  |                                                                    r  r     
  |                                                                    r  r     
  |                                                                    r  r     
  |                                                                    r  r     
 -+---------------------------------------------------------------------------> 
  |  11 12 13 14 15 16 17 18 19 20 21 22 23 00 01 02 03 04 05 06 07 08 09 10    
                                                                                
 h   rx (kB)    tx (kB)      h   rx (kB)    tx (kB)      h   rx (kB)    tx (kB) 
11          0          0    19          0          0    03          0          0
12          0          0    20          0          0    04          0          0
13          0          0    21          0          0    05          0          0
14          0          0    22          0          0    06          0          0
15          0          0    23          0          0    07          0          0
16          0          0    00          0          0    08          0          0
17          0          0    01          0          0    09      31947       1798
18          0          0    02          0          0    10      16201        772

or:

vnstat -d

And you will get a daily graph like this:

 eth2  /  daily

    day         rx      |     tx      |  total
------------------------+-------------+----------------------------------------
   13.05.     47.02 MB  |    2.51 MB  |   49.53 MB   %%%%%%%%%%%%%%%%%%%%%%%%:
------------------------+-------------+----------------------------------------
 estimated      110 MB  |       4 MB  |     114 MB

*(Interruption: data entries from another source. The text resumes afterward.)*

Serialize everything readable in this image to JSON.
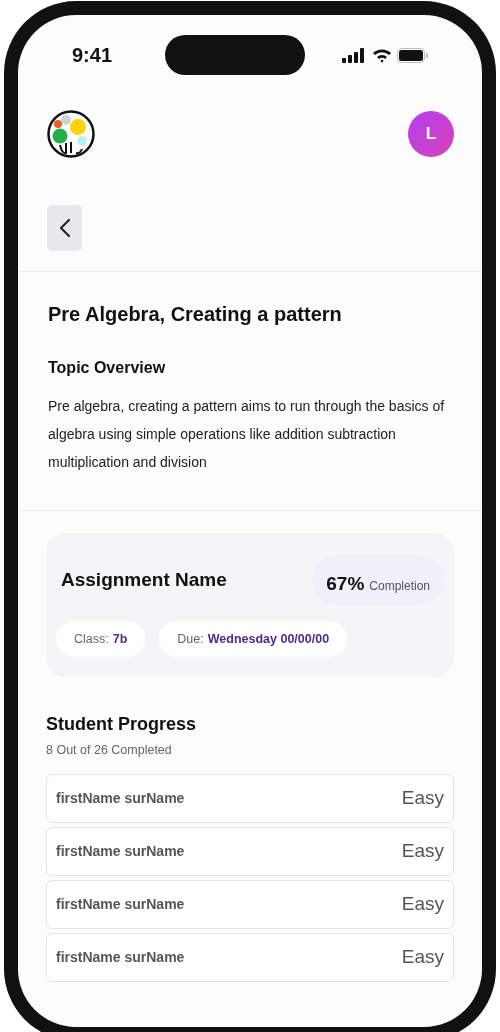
{
  "status_bar": {
    "time": "9:41"
  },
  "header": {
    "avatar_initial": "L"
  },
  "topic": {
    "title": "Pre Algebra, Creating a pattern",
    "overview_heading": "Topic Overview",
    "description": "Pre algebra, creating a pattern aims to run through the basics of algebra using simple operations like addition subtraction multiplication and division"
  },
  "assignment": {
    "name": "Assignment Name",
    "completion_value": "67%",
    "completion_label": "Completion",
    "class_label": "Class:",
    "class_value": "7b",
    "due_label": "Due:",
    "due_value": "Wednesday 00/00/00"
  },
  "progress": {
    "title": "Student Progress",
    "summary": "8 Out of 26 Completed",
    "students": [
      {
        "name": "firstName surName",
        "difficulty": "Easy"
      },
      {
        "name": "firstName surName",
        "difficulty": "Easy"
      },
      {
        "name": "firstName surName",
        "difficulty": "Easy"
      },
      {
        "name": "firstName surName",
        "difficulty": "Easy"
      }
    ]
  }
}
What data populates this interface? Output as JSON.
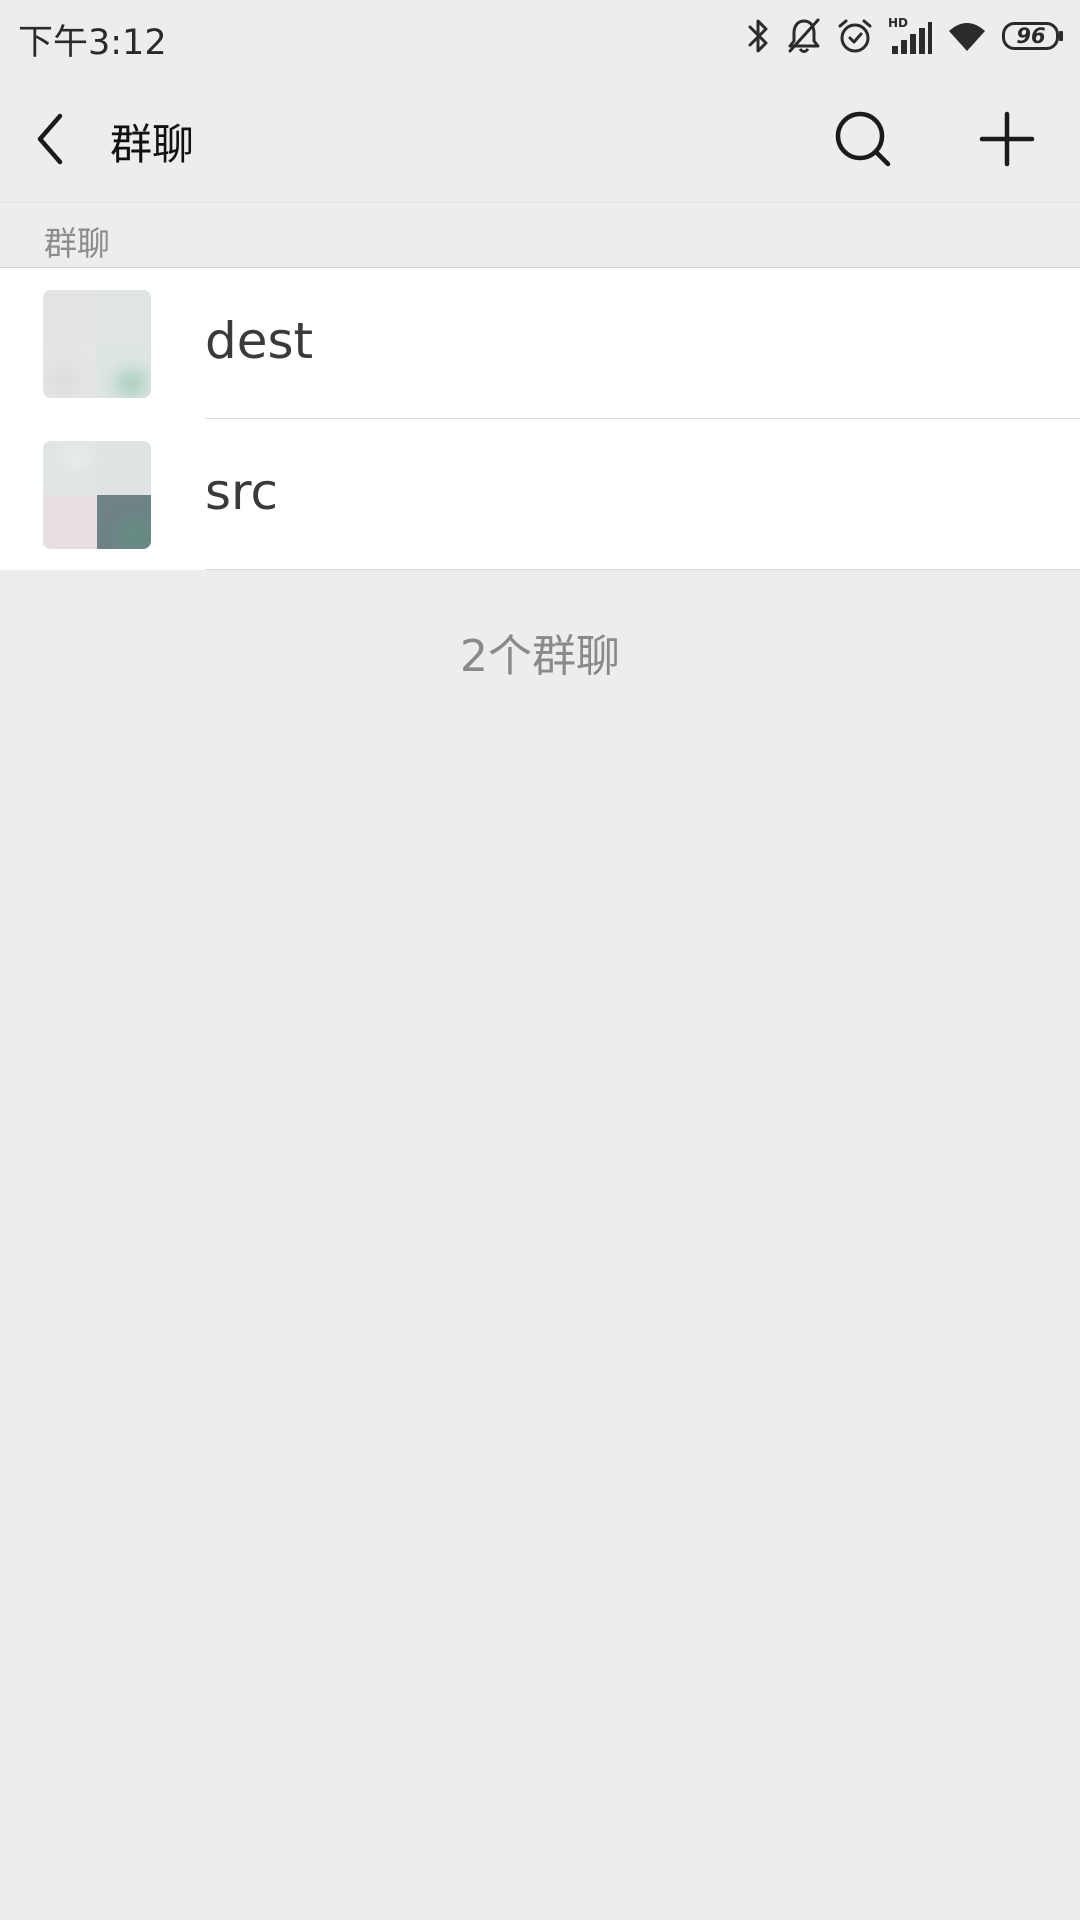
{
  "status_bar": {
    "time": "下午3:12",
    "battery_level": "96",
    "icons": [
      "bluetooth-icon",
      "bell-muted-icon",
      "alarm-icon",
      "cellular-signal-icon",
      "wifi-icon",
      "battery-icon"
    ],
    "network_badge": "HD"
  },
  "header": {
    "back_icon": "chevron-left-icon",
    "title": "群聊",
    "search_icon": "search-icon",
    "add_icon": "plus-icon"
  },
  "section": {
    "label": "群聊"
  },
  "groups": [
    {
      "name": "dest"
    },
    {
      "name": "src"
    }
  ],
  "footer": {
    "count_text": "2个群聊"
  },
  "colors": {
    "background": "#ededed",
    "list_background": "#ffffff",
    "secondary_text": "#8c8c8c",
    "divider": "#dcdcdc"
  }
}
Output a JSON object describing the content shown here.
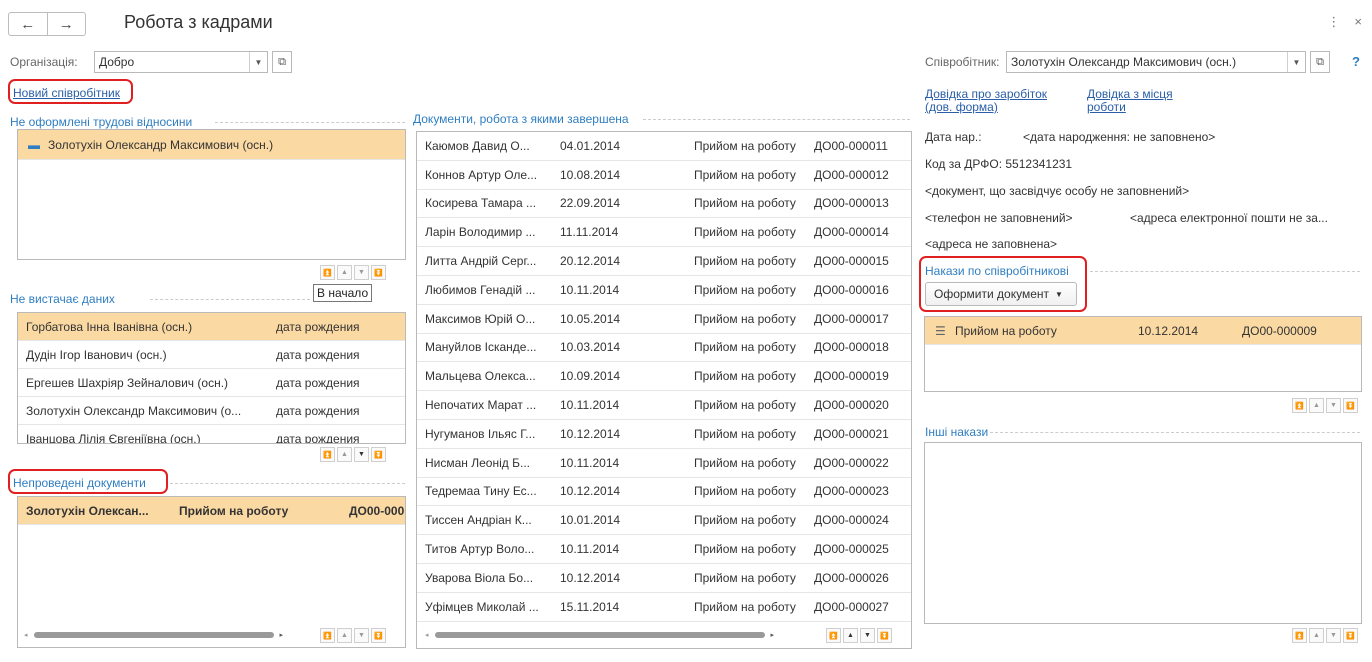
{
  "header": {
    "title": "Робота з кадрами",
    "back_icon": "←",
    "forward_icon": "→",
    "menu_icon": "⋮",
    "close_icon": "×"
  },
  "organization": {
    "label": "Організація:",
    "value": "Добро"
  },
  "new_employee_link": "Новий співробітник",
  "unregistered": {
    "title": "Не оформлені трудові відносини",
    "items": [
      {
        "name": "Золотухін Олександр Максимович (осн.)"
      }
    ]
  },
  "tooltip": "В начало",
  "missing_data": {
    "title": "Не вистачає даних",
    "rows": [
      {
        "name": "Горбатова Інна Іванівна (осн.)",
        "field": "дата рождения"
      },
      {
        "name": "Дудін Ігор Іванович (осн.)",
        "field": "дата рождения"
      },
      {
        "name": "Ергешев Шахріяр Зейналович (осн.)",
        "field": "дата рождения"
      },
      {
        "name": "Золотухін Олександр Максимович (о...",
        "field": "дата рождения"
      },
      {
        "name": "Іванцова Лілія Євгеніївна (осн.)",
        "field": "дата рождения"
      }
    ]
  },
  "unposted": {
    "title": "Непроведені документи",
    "row": {
      "name": "Золотухін Олексан...",
      "doc": "Прийом на роботу",
      "num": "ДО00-000"
    }
  },
  "completed": {
    "title": "Документи, робота з якими завершена",
    "rows": [
      {
        "name": "Каюмов Давид О...",
        "date": "04.01.2014",
        "doc": "Прийом на роботу",
        "num": "ДО00-000011"
      },
      {
        "name": "Коннов Артур Оле...",
        "date": "10.08.2014",
        "doc": "Прийом на роботу",
        "num": "ДО00-000012"
      },
      {
        "name": "Косирева Тамара ...",
        "date": "22.09.2014",
        "doc": "Прийом на роботу",
        "num": "ДО00-000013"
      },
      {
        "name": "Ларін Володимир ...",
        "date": "11.11.2014",
        "doc": "Прийом на роботу",
        "num": "ДО00-000014"
      },
      {
        "name": "Литта Андрій Серг...",
        "date": "20.12.2014",
        "doc": "Прийом на роботу",
        "num": "ДО00-000015"
      },
      {
        "name": "Любимов Генадій ...",
        "date": "10.11.2014",
        "doc": "Прийом на роботу",
        "num": "ДО00-000016"
      },
      {
        "name": "Максимов Юрій О...",
        "date": "10.05.2014",
        "doc": "Прийом на роботу",
        "num": "ДО00-000017"
      },
      {
        "name": "Мануйлов Іскандe...",
        "date": "10.03.2014",
        "doc": "Прийом на роботу",
        "num": "ДО00-000018"
      },
      {
        "name": "Мальцева Олекса...",
        "date": "10.09.2014",
        "doc": "Прийом на роботу",
        "num": "ДО00-000019"
      },
      {
        "name": "Непочатих Марат ...",
        "date": "10.11.2014",
        "doc": "Прийом на роботу",
        "num": "ДО00-000020"
      },
      {
        "name": "Нугуманов Ільяс Г...",
        "date": "10.12.2014",
        "doc": "Прийом на роботу",
        "num": "ДО00-000021"
      },
      {
        "name": "Нисман Леонід Б...",
        "date": "10.11.2014",
        "doc": "Прийом на роботу",
        "num": "ДО00-000022"
      },
      {
        "name": "Тедремаа Тину Ес...",
        "date": "10.12.2014",
        "doc": "Прийом на роботу",
        "num": "ДО00-000023"
      },
      {
        "name": "Тиссен Андріан К...",
        "date": "10.01.2014",
        "doc": "Прийом на роботу",
        "num": "ДО00-000024"
      },
      {
        "name": "Титов Артур Воло...",
        "date": "10.11.2014",
        "doc": "Прийом на роботу",
        "num": "ДО00-000025"
      },
      {
        "name": "Уварова Віола Бо...",
        "date": "10.12.2014",
        "doc": "Прийом на роботу",
        "num": "ДО00-000026"
      },
      {
        "name": "Уфімцев Миколай ...",
        "date": "15.11.2014",
        "doc": "Прийом на роботу",
        "num": "ДО00-000027"
      }
    ]
  },
  "employee": {
    "label": "Співробітник:",
    "value": "Золотухін Олександр Максимович (осн.)",
    "help": "?",
    "salary_link_1": "Довідка про заробіток",
    "salary_link_2": "(дов. форма)",
    "work_link_1": "Довідка з місця",
    "work_link_2": "роботи",
    "birth_label": "Дата нар.:",
    "birth_value": "<дата народження: не заповнено>",
    "tax_id": "Код за ДРФО: 5512341231",
    "id_doc": "<документ, що засвідчує особу не заповнений>",
    "phone": "<телефон не заповнений>",
    "email": "<адреса електронної пошти не за...",
    "address": "<адреса не заповнена>"
  },
  "orders": {
    "title": "Накази по співробітникові",
    "button": "Оформити документ",
    "row": {
      "doc": "Прийом на роботу",
      "date": "10.12.2014",
      "num": "ДО00-000009"
    }
  },
  "other_orders": {
    "title": "Інші накази"
  },
  "accent": "#fbd9a3",
  "highlight_color": "#e02020"
}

As I do not have enough data, my graphs are a little bit boring. You can read the man page to explore other options.